Conflicts with emotions arise when we do not know what to do with them.  Their nature is impermanent, they emerge, they bring a message and they impel us or move us to do something and then they disappear.  Since our mind is conditioned to express judgements and assessments, when unpleasant emotions arise within us, we deny them saying, “this should not be happening”, “I am going to do whatever possible to make this disappear”, “there is something wrong with me” and our reaction is to resist the emotion, to try to make it disappear and to conceal it.

To do it we tend to get into ways of behaving that are not healthy, like blaming ourselves and others, distracting ourselves with harmful habits, trying to resolve the issue with our minds by turning the issue over and over without resolving it and getting into what we know as brooding, etc. 

And so we create a conflict out of an emotion that lasts as long as it has to and then disappears, our mind creates something that we experience as being solid and stable.

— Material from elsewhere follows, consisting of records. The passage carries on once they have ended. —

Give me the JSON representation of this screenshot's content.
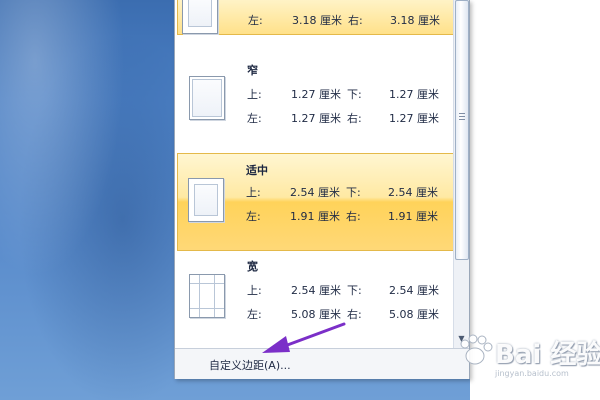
{
  "margins_menu": {
    "items": [
      {
        "title": "",
        "rows": [
          {
            "l1": "左:",
            "v1": "3.18 厘米",
            "l2": "右:",
            "v2": "3.18 厘米"
          }
        ]
      },
      {
        "title": "窄",
        "rows": [
          {
            "l1": "上:",
            "v1": "1.27 厘米",
            "l2": "下:",
            "v2": "1.27 厘米"
          },
          {
            "l1": "左:",
            "v1": "1.27 厘米",
            "l2": "右:",
            "v2": "1.27 厘米"
          }
        ]
      },
      {
        "title": "适中",
        "rows": [
          {
            "l1": "上:",
            "v1": "2.54 厘米",
            "l2": "下:",
            "v2": "2.54 厘米"
          },
          {
            "l1": "左:",
            "v1": "1.91 厘米",
            "l2": "右:",
            "v2": "1.91 厘米"
          }
        ]
      },
      {
        "title": "宽",
        "rows": [
          {
            "l1": "上:",
            "v1": "2.54 厘米",
            "l2": "下:",
            "v2": "2.54 厘米"
          },
          {
            "l1": "左:",
            "v1": "5.08 厘米",
            "l2": "右:",
            "v2": "5.08 厘米"
          }
        ]
      }
    ],
    "footer_label": "自定义边距(A)..."
  },
  "watermark": {
    "text": "Bai 经验",
    "subtext": "jingyan.baidu.com"
  },
  "colors": {
    "selected_highlight": "#ffd35a",
    "arrow": "#7b2fc8",
    "desktop_blue": "#4b7fc3"
  }
}
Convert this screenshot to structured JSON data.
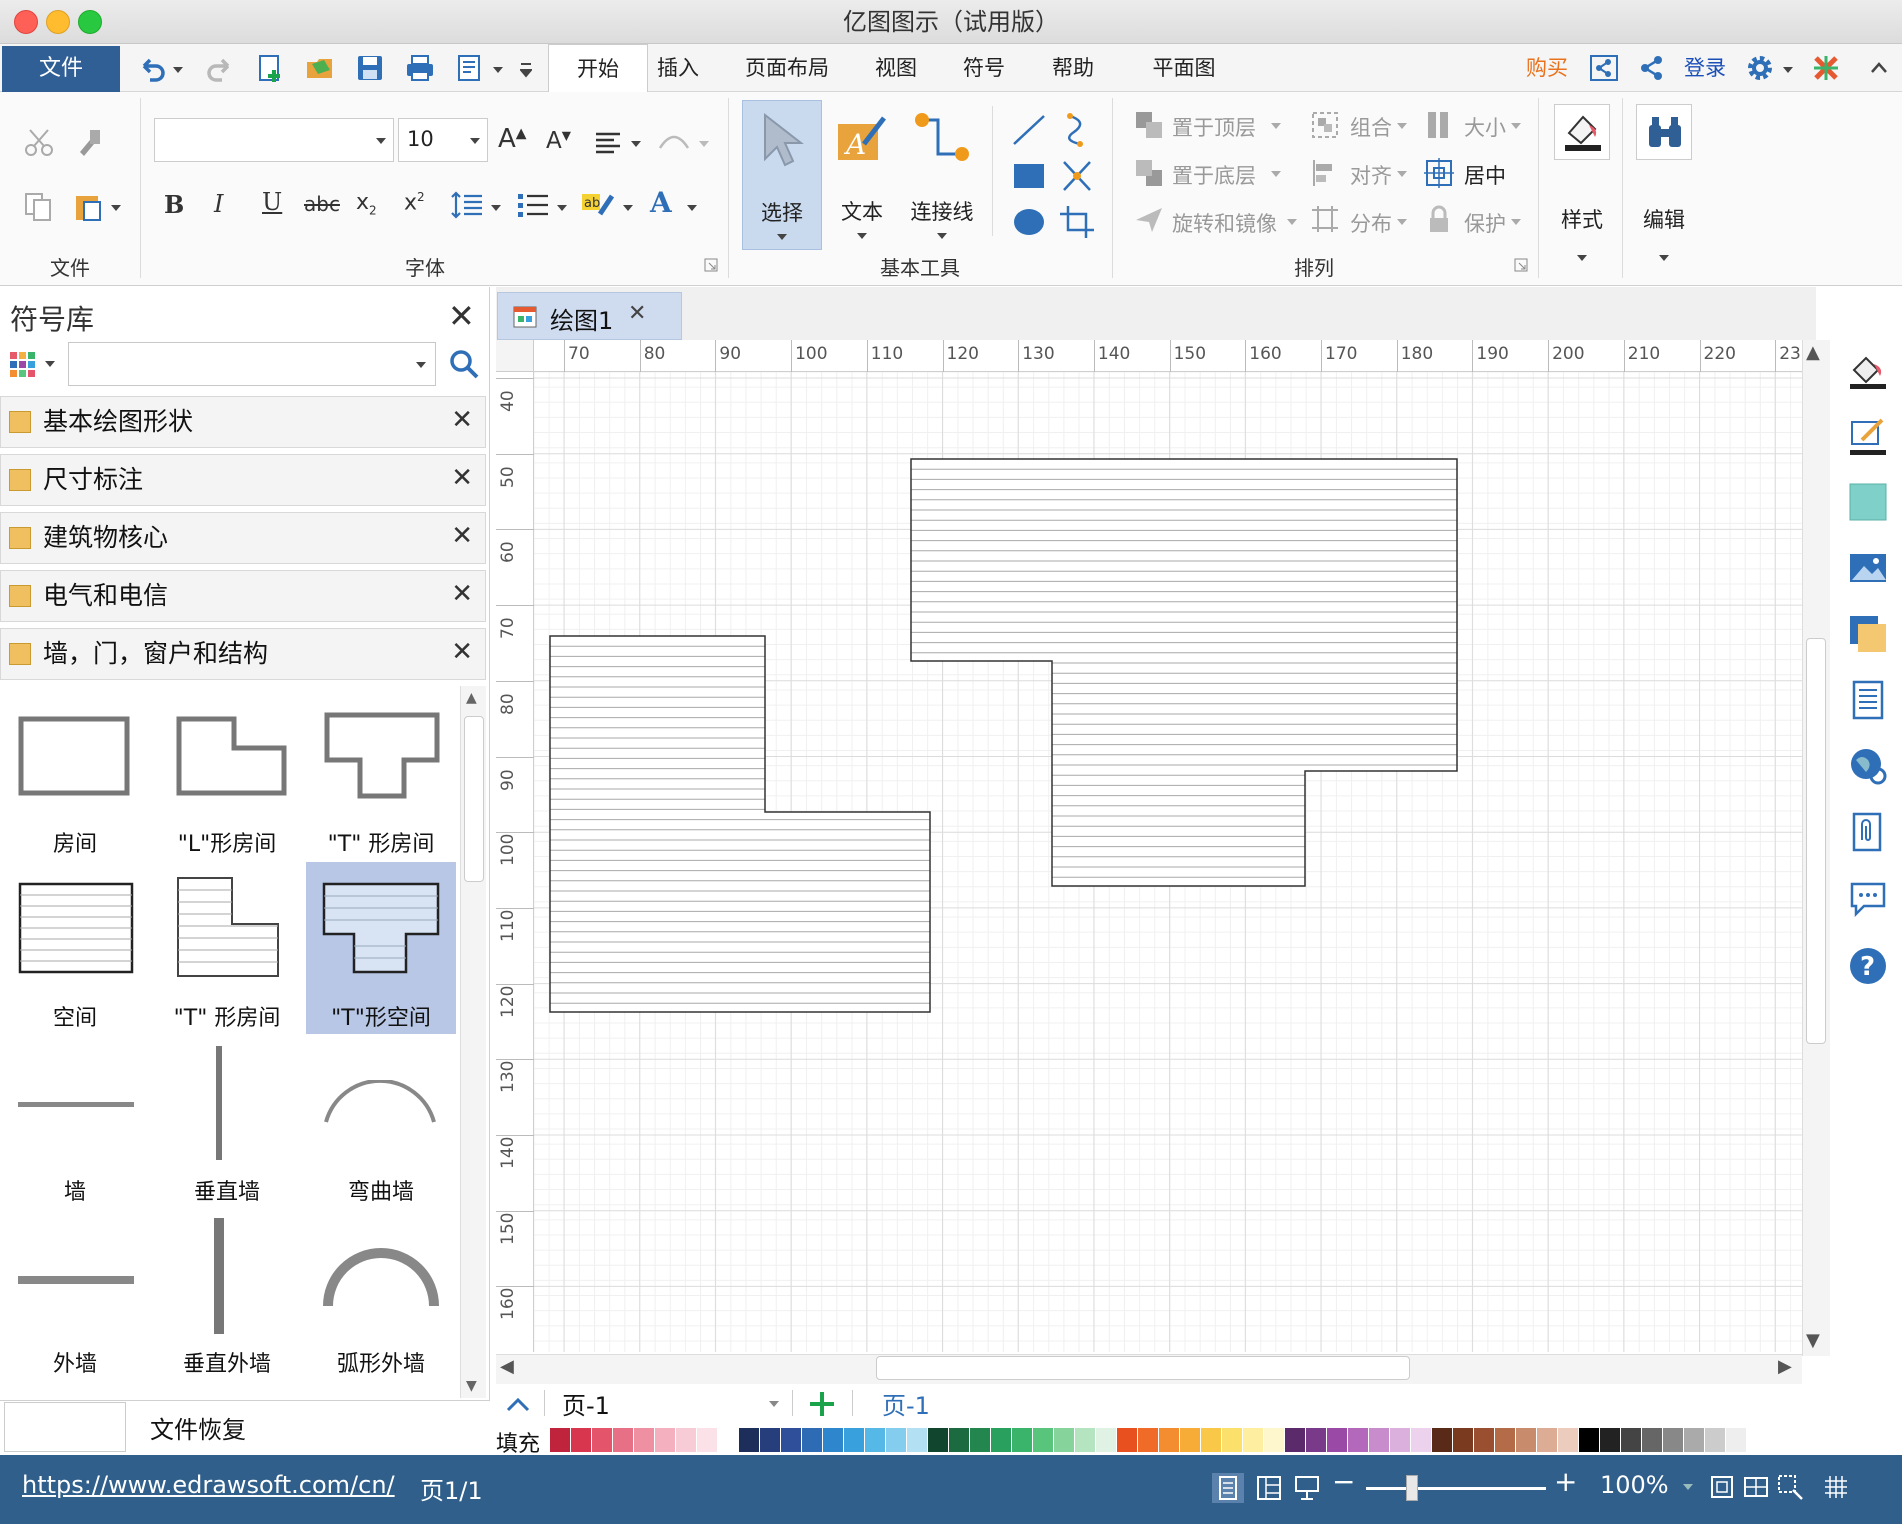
{
  "window": {
    "title": "亿图图示（试用版）"
  },
  "quick_access": {
    "file_label": "文件"
  },
  "tabs": [
    {
      "label": "开始",
      "active": true
    },
    {
      "label": "插入"
    },
    {
      "label": "页面布局"
    },
    {
      "label": "视图"
    },
    {
      "label": "符号"
    },
    {
      "label": "帮助"
    },
    {
      "label": "平面图"
    }
  ],
  "account": {
    "buy": "购买",
    "login": "登录"
  },
  "ribbon": {
    "groups": {
      "file": "文件",
      "font": "字体",
      "basic_tools": "基本工具",
      "arrange": "排列"
    },
    "font": {
      "family_value": "",
      "size_value": "10"
    },
    "tools": {
      "select": "选择",
      "text": "文本",
      "connector": "连接线"
    },
    "arrange": {
      "bring_front": "置于顶层",
      "send_back": "置于底层",
      "rotate_mirror": "旋转和镜像",
      "group": "组合",
      "align": "对齐",
      "distribute": "分布",
      "size": "大小",
      "center": "居中",
      "protect": "保护"
    },
    "style": "样式",
    "edit": "编辑"
  },
  "library": {
    "title": "符号库",
    "search_value": "",
    "categories": [
      {
        "label": "基本绘图形状"
      },
      {
        "label": "尺寸标注"
      },
      {
        "label": "建筑物核心"
      },
      {
        "label": "电气和电信"
      },
      {
        "label": "墙，门，窗户和结构"
      }
    ],
    "shapes": [
      {
        "label": "房间"
      },
      {
        "label": "\"L\"形房间"
      },
      {
        "label": "\"T\" 形房间"
      },
      {
        "label": "空间"
      },
      {
        "label": "\"T\" 形房间"
      },
      {
        "label": "\"T\"形空间",
        "selected": true
      },
      {
        "label": "墙"
      },
      {
        "label": "垂直墙"
      },
      {
        "label": "弯曲墙"
      },
      {
        "label": "外墙"
      },
      {
        "label": "垂直外墙"
      },
      {
        "label": "弧形外墙"
      }
    ],
    "recovery": "文件恢复"
  },
  "document": {
    "tab_title": "绘图1"
  },
  "rulers": {
    "horizontal": [
      "70",
      "80",
      "90",
      "100",
      "110",
      "120",
      "130",
      "140",
      "150",
      "160",
      "170",
      "180",
      "190",
      "200",
      "210",
      "220",
      "23"
    ],
    "vertical": [
      "40",
      "50",
      "60",
      "70",
      "80",
      "90",
      "100",
      "110",
      "120",
      "130",
      "140",
      "150",
      "160"
    ]
  },
  "pages": {
    "current": "页-1",
    "tab": "页-1"
  },
  "palette": {
    "label": "填充",
    "colors": [
      "#c0243c",
      "#d8354f",
      "#e4546a",
      "#e87086",
      "#ee90a2",
      "#f4b0be",
      "#f8ccd6",
      "#fbe2e8",
      "#ffffff",
      "#1e2e5a",
      "#263e7c",
      "#2f4f9a",
      "#2d6bb4",
      "#2e86cc",
      "#38a0dc",
      "#56b8e6",
      "#84cdee",
      "#b4e0f4",
      "#12452e",
      "#1c6a40",
      "#22864e",
      "#2aa05e",
      "#3ab46a",
      "#58c47c",
      "#86d49c",
      "#b4e4c0",
      "#dff2e4",
      "#e85020",
      "#f06a28",
      "#f48c30",
      "#f8ac38",
      "#fac848",
      "#fce06c",
      "#fdeea0",
      "#fef6cc",
      "#5a2a6a",
      "#7a3a8a",
      "#9a4aa6",
      "#b468bc",
      "#c88ccc",
      "#dcb0dc",
      "#ecd2ec",
      "#5a2a18",
      "#7a3a20",
      "#9a5030",
      "#b46c48",
      "#c88c6c",
      "#dcac94",
      "#ecccbc",
      "#000000",
      "#222222",
      "#444444",
      "#666666",
      "#888888",
      "#aaaaaa",
      "#cccccc",
      "#eeeeee"
    ]
  },
  "status": {
    "url": "https://www.edrawsoft.com/cn/",
    "page": "页1/1",
    "zoom": "100%"
  }
}
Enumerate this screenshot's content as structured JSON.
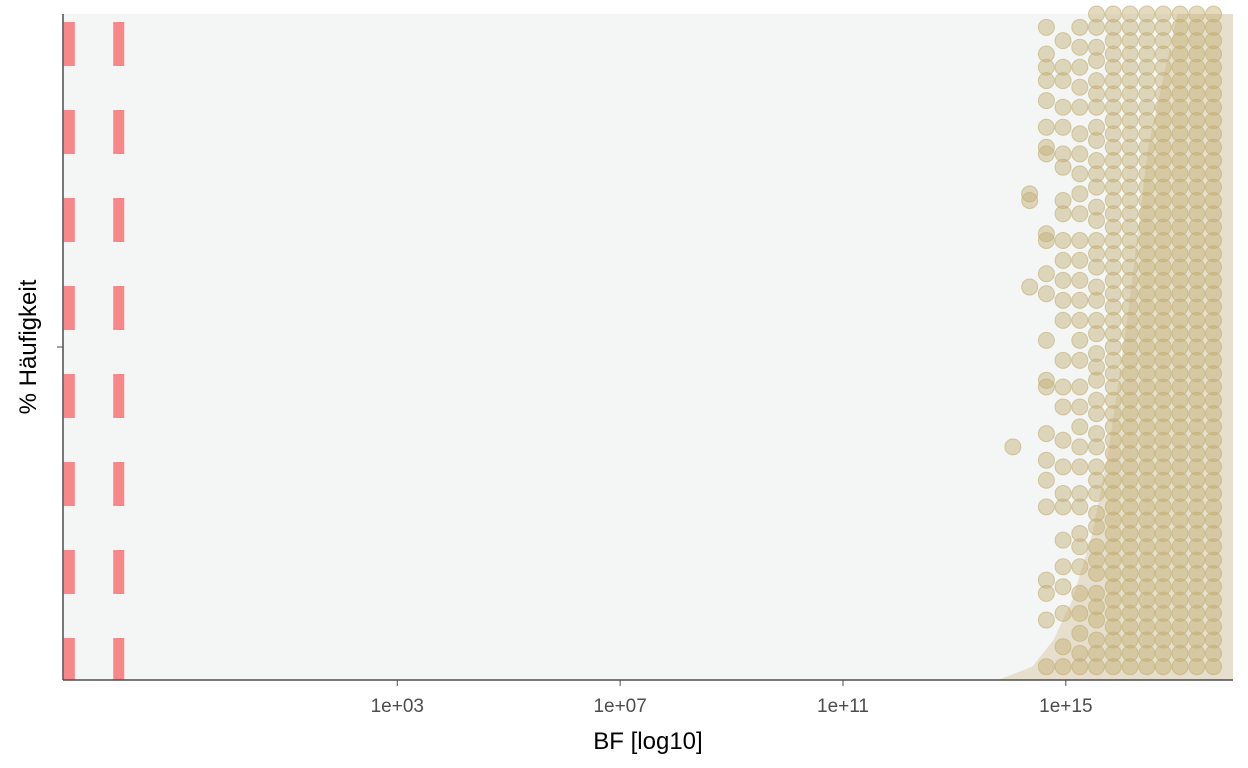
{
  "chart_data": {
    "type": "scatter",
    "title": "",
    "xlabel": "BF [log10]",
    "ylabel": "% Häufigkeit",
    "x_scale": "log10",
    "xlim": [
      0.001,
      1e+18
    ],
    "x_ticks": [
      {
        "value": 1000.0,
        "label": "1e+03"
      },
      {
        "value": 10000000.0,
        "label": "1e+07"
      },
      {
        "value": 100000000000.0,
        "label": "1e+11"
      },
      {
        "value": 1000000000000000.0,
        "label": "1e+15"
      }
    ],
    "ylim": [
      0,
      1
    ],
    "y_tick_labels": [],
    "grid": false,
    "panel_background": "#f4f6f6",
    "reference_lines": [
      {
        "x": 0.0013,
        "style": "dashed",
        "color": "#f8878a"
      },
      {
        "x": 0.01,
        "style": "dashed",
        "color": "#f8878a"
      }
    ],
    "point_color": "#c2ad72",
    "density_color": "#e3dac6",
    "series": [
      {
        "columns": [
          {
            "x": 112000000000000.0,
            "y": [
              0.35
            ]
          },
          {
            "x": 224000000000000.0,
            "y": [
              0.59,
              0.72,
              0.73
            ]
          },
          {
            "x": 447000000000000.0,
            "y": [
              0.15,
              0.02,
              0.09,
              0.13,
              0.26,
              0.3,
              0.33,
              0.37,
              0.44,
              0.45,
              0.51,
              0.58,
              0.61,
              0.66,
              0.67,
              0.79,
              0.8,
              0.83,
              0.87,
              0.9,
              0.92,
              0.94,
              0.98
            ]
          },
          {
            "x": 890000000000000.0,
            "y": [
              0.02,
              0.05,
              0.1,
              0.14,
              0.17,
              0.21,
              0.26,
              0.28,
              0.32,
              0.36,
              0.41,
              0.44,
              0.48,
              0.54,
              0.57,
              0.6,
              0.63,
              0.66,
              0.7,
              0.72,
              0.77,
              0.79,
              0.83,
              0.86,
              0.9,
              0.92,
              0.96
            ]
          },
          {
            "x": 1780000000000000.0,
            "y": [
              0.02,
              0.04,
              0.07,
              0.1,
              0.13,
              0.17,
              0.2,
              0.22,
              0.26,
              0.28,
              0.32,
              0.35,
              0.38,
              0.41,
              0.44,
              0.48,
              0.51,
              0.54,
              0.57,
              0.6,
              0.63,
              0.66,
              0.7,
              0.73,
              0.76,
              0.79,
              0.82,
              0.86,
              0.89,
              0.92,
              0.95,
              0.98
            ]
          },
          {
            "x": 3550000000000000.0,
            "y": [
              0.02,
              0.04,
              0.06,
              0.09,
              0.11,
              0.13,
              0.16,
              0.18,
              0.2,
              0.23,
              0.25,
              0.28,
              0.3,
              0.32,
              0.35,
              0.37,
              0.4,
              0.42,
              0.45,
              0.47,
              0.49,
              0.52,
              0.54,
              0.57,
              0.59,
              0.62,
              0.64,
              0.66,
              0.69,
              0.71,
              0.74,
              0.76,
              0.78,
              0.81,
              0.83,
              0.86,
              0.88,
              0.9,
              0.93,
              0.95,
              0.98,
              1.0
            ]
          },
          {
            "x": 7100000000000000.0,
            "y": [
              0.02,
              0.04,
              0.06,
              0.08,
              0.1,
              0.12,
              0.14,
              0.16,
              0.18,
              0.2,
              0.22,
              0.24,
              0.26,
              0.28,
              0.3,
              0.32,
              0.34,
              0.36,
              0.38,
              0.4,
              0.42,
              0.44,
              0.46,
              0.48,
              0.5,
              0.52,
              0.54,
              0.56,
              0.58,
              0.6,
              0.62,
              0.64,
              0.66,
              0.68,
              0.7,
              0.72,
              0.74,
              0.76,
              0.78,
              0.8,
              0.82,
              0.84,
              0.86,
              0.88,
              0.9,
              0.92,
              0.94,
              0.96,
              0.98,
              1.0
            ]
          },
          {
            "x": 1.42e+16,
            "y": [
              0.02,
              0.04,
              0.06,
              0.08,
              0.1,
              0.12,
              0.14,
              0.16,
              0.18,
              0.2,
              0.22,
              0.24,
              0.26,
              0.28,
              0.3,
              0.32,
              0.34,
              0.36,
              0.38,
              0.4,
              0.42,
              0.44,
              0.46,
              0.48,
              0.5,
              0.52,
              0.54,
              0.56,
              0.58,
              0.6,
              0.62,
              0.64,
              0.66,
              0.68,
              0.7,
              0.72,
              0.74,
              0.76,
              0.78,
              0.8,
              0.82,
              0.84,
              0.86,
              0.88,
              0.9,
              0.92,
              0.94,
              0.96,
              0.98,
              1.0
            ]
          },
          {
            "x": 2.84e+16,
            "y": [
              0.02,
              0.04,
              0.06,
              0.08,
              0.1,
              0.12,
              0.14,
              0.16,
              0.18,
              0.2,
              0.22,
              0.24,
              0.26,
              0.28,
              0.3,
              0.32,
              0.34,
              0.36,
              0.38,
              0.4,
              0.42,
              0.44,
              0.46,
              0.48,
              0.5,
              0.52,
              0.54,
              0.56,
              0.58,
              0.6,
              0.62,
              0.64,
              0.66,
              0.68,
              0.7,
              0.72,
              0.74,
              0.76,
              0.78,
              0.8,
              0.82,
              0.84,
              0.86,
              0.88,
              0.9,
              0.92,
              0.94,
              0.96,
              0.98,
              1.0
            ]
          },
          {
            "x": 5.6e+16,
            "y": [
              0.02,
              0.04,
              0.06,
              0.08,
              0.1,
              0.12,
              0.14,
              0.16,
              0.18,
              0.2,
              0.22,
              0.24,
              0.26,
              0.28,
              0.3,
              0.32,
              0.34,
              0.36,
              0.38,
              0.4,
              0.42,
              0.44,
              0.46,
              0.48,
              0.5,
              0.52,
              0.54,
              0.56,
              0.58,
              0.6,
              0.62,
              0.64,
              0.66,
              0.68,
              0.7,
              0.72,
              0.74,
              0.76,
              0.78,
              0.8,
              0.82,
              0.84,
              0.86,
              0.88,
              0.9,
              0.92,
              0.94,
              0.96,
              0.98,
              1.0
            ]
          },
          {
            "x": 1.12e+17,
            "y": [
              0.02,
              0.04,
              0.06,
              0.08,
              0.1,
              0.12,
              0.14,
              0.16,
              0.18,
              0.2,
              0.22,
              0.24,
              0.26,
              0.28,
              0.3,
              0.32,
              0.34,
              0.36,
              0.38,
              0.4,
              0.42,
              0.44,
              0.46,
              0.48,
              0.5,
              0.52,
              0.54,
              0.56,
              0.58,
              0.6,
              0.62,
              0.64,
              0.66,
              0.68,
              0.7,
              0.72,
              0.74,
              0.76,
              0.78,
              0.8,
              0.82,
              0.84,
              0.86,
              0.88,
              0.9,
              0.92,
              0.94,
              0.96,
              0.98,
              1.0
            ]
          },
          {
            "x": 2.24e+17,
            "y": [
              0.02,
              0.04,
              0.06,
              0.08,
              0.1,
              0.12,
              0.14,
              0.16,
              0.18,
              0.2,
              0.22,
              0.24,
              0.26,
              0.28,
              0.3,
              0.32,
              0.34,
              0.36,
              0.38,
              0.4,
              0.42,
              0.44,
              0.46,
              0.48,
              0.5,
              0.52,
              0.54,
              0.56,
              0.58,
              0.6,
              0.62,
              0.64,
              0.66,
              0.68,
              0.7,
              0.72,
              0.74,
              0.76,
              0.78,
              0.8,
              0.82,
              0.84,
              0.86,
              0.88,
              0.9,
              0.92,
              0.94,
              0.96,
              0.98,
              1.0
            ]
          },
          {
            "x": 4.47e+17,
            "y": [
              0.02,
              0.04,
              0.06,
              0.08,
              0.1,
              0.12,
              0.14,
              0.16,
              0.18,
              0.2,
              0.22,
              0.24,
              0.26,
              0.28,
              0.3,
              0.32,
              0.34,
              0.36,
              0.38,
              0.4,
              0.42,
              0.44,
              0.46,
              0.48,
              0.5,
              0.52,
              0.54,
              0.56,
              0.58,
              0.6,
              0.62,
              0.64,
              0.66,
              0.68,
              0.7,
              0.72,
              0.74,
              0.76,
              0.78,
              0.8,
              0.82,
              0.84,
              0.86,
              0.88,
              0.9,
              0.92,
              0.94,
              0.96,
              0.98,
              1.0
            ]
          }
        ]
      }
    ]
  }
}
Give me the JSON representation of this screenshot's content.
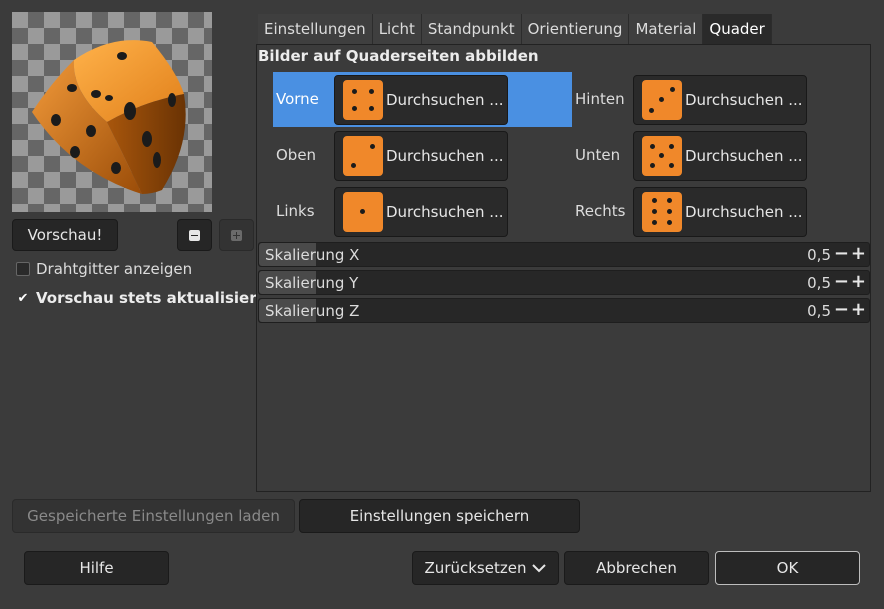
{
  "preview": {
    "button_label": "Vorschau!",
    "wireframe_label": "Drahtgitter anzeigen",
    "wireframe_checked": false,
    "always_update_label": "Vorschau stets aktualisieren",
    "always_update_checked": true
  },
  "tabs": [
    "Einstellungen",
    "Licht",
    "Standpunkt",
    "Orientierung",
    "Material",
    "Quader"
  ],
  "active_tab": "Quader",
  "section_title": "Bilder auf Quaderseiten abbilden",
  "faces": {
    "browse_label": "Durchsuchen ...",
    "vorne": "Vorne",
    "hinten": "Hinten",
    "oben": "Oben",
    "unten": "Unten",
    "links": "Links",
    "rechts": "Rechts"
  },
  "scales": [
    {
      "label": "Skalierung X",
      "value": "0,5",
      "minus": "−",
      "plus": "+"
    },
    {
      "label": "Skalierung Y",
      "value": "0,5",
      "minus": "−",
      "plus": "+"
    },
    {
      "label": "Skalierung Z",
      "value": "0,5",
      "minus": "−",
      "plus": "+"
    }
  ],
  "footer": {
    "load_label": "Gespeicherte Einstellungen laden",
    "save_label": "Einstellungen speichern",
    "help_label": "Hilfe",
    "reset_label": "Zurücksetzen",
    "cancel_label": "Abbrechen",
    "ok_label": "OK"
  },
  "colors": {
    "die_orange": "#f0882a",
    "selection_blue": "#4a90e2"
  }
}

One example is annoyance, if we follow these dynamics it may become one of our personality traits, “I am like this and therefore I behave like this”.

The only way that I know to break away from these patterns is to pay attention when an emotion arises, experience it fully without judging or assessing it as being good or bad, that is, abandoning the mental history that we tell ourselves about it, not resisting and not reacting nor following our impulses as we normally tend to do and in this way the emotions will follow their natural course and disappear.

It is down to practice, please do not be discouraged…To begin with, in the case of strong emotions we normally only realise when we have already done “what we have always done,” over time we become aware when we are part way through the process, but in time and with kindness we start to “see them” when they arise and that is when we have the power to “negotiate” with them.

Enjoy practising!